(Dataset rows describing interfaces)
########################################

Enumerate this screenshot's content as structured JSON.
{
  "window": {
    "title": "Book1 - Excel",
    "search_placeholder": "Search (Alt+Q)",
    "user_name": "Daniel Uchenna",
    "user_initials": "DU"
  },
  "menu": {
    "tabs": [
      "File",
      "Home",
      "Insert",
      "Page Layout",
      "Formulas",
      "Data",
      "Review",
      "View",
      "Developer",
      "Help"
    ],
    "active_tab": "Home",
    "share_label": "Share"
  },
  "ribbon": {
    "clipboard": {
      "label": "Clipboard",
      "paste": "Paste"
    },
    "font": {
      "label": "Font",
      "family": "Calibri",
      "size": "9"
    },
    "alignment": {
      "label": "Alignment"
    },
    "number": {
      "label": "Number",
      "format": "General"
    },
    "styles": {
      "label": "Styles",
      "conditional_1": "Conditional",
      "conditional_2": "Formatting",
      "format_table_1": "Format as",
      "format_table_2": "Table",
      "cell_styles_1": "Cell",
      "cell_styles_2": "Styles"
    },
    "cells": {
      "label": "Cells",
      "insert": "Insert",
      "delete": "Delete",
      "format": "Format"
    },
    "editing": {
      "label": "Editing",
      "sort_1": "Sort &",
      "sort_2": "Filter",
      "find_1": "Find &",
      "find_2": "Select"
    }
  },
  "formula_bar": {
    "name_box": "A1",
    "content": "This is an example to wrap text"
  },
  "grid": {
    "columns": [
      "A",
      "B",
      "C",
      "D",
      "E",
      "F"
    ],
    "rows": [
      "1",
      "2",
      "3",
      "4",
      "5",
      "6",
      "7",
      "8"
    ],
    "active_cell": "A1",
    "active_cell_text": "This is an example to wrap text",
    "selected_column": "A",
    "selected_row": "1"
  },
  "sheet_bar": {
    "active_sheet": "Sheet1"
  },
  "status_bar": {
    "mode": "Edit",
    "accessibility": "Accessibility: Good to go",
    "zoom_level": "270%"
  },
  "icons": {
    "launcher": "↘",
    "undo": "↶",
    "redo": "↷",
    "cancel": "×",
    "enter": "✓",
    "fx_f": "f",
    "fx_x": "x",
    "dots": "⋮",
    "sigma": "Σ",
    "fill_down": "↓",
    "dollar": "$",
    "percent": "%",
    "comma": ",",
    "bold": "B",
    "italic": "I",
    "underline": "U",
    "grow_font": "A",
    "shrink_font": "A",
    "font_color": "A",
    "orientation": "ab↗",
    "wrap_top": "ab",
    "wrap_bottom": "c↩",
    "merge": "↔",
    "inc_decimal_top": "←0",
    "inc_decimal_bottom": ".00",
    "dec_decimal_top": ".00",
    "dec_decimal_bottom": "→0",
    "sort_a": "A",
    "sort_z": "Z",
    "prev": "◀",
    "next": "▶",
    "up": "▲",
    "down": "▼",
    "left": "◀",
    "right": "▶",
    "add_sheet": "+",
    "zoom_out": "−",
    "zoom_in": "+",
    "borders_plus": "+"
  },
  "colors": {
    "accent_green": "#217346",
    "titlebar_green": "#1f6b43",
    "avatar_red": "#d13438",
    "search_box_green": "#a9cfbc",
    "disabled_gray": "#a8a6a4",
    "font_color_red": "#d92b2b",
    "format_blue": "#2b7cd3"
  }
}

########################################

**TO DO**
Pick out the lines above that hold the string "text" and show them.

**RESPONSE BELOW**
    "content": "This is an example to wrap text"
    "active_cell_text": "This is an example to wrap text",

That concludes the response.